### [Assignment]
For each line of the data below that holds "JSON", copy the line.

### [Extracted entries]

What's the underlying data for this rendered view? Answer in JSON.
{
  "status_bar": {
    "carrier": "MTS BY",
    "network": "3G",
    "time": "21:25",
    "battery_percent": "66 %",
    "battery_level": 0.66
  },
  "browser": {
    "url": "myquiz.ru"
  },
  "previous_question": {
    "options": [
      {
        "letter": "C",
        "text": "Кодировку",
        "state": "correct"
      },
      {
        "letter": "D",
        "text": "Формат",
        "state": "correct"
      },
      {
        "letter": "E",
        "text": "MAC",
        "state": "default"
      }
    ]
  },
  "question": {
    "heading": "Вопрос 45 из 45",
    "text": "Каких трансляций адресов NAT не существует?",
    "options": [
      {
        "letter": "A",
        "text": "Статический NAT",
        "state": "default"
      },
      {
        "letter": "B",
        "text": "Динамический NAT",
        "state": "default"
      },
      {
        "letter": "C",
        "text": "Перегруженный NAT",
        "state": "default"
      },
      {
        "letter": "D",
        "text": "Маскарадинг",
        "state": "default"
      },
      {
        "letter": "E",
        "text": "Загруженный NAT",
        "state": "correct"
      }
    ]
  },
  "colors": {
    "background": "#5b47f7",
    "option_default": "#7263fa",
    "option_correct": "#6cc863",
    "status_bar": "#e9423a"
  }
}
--
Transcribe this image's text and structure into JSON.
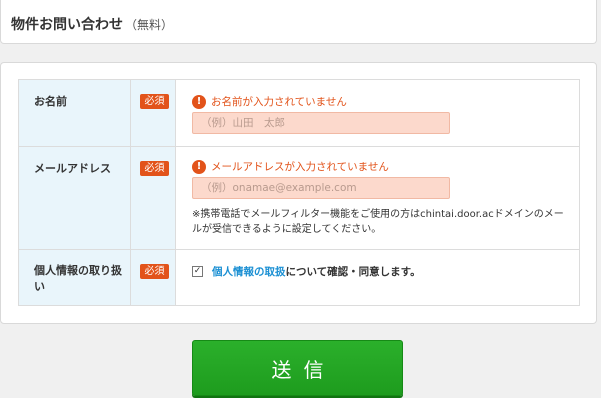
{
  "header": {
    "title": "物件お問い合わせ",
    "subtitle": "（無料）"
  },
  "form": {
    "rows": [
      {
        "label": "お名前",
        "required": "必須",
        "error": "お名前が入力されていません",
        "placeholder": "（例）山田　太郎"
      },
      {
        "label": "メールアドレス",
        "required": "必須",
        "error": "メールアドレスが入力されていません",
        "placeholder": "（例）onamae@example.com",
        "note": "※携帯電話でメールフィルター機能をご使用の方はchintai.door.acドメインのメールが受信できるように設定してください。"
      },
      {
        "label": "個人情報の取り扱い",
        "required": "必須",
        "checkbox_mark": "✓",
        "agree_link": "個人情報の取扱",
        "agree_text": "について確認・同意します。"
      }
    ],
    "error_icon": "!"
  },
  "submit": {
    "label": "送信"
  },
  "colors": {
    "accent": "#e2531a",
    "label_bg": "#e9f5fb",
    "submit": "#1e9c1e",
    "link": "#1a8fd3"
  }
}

### [Answer section]
What's the underlying data for this rendered view? Answer in JSON.
Transcribe this image's text and structure into JSON.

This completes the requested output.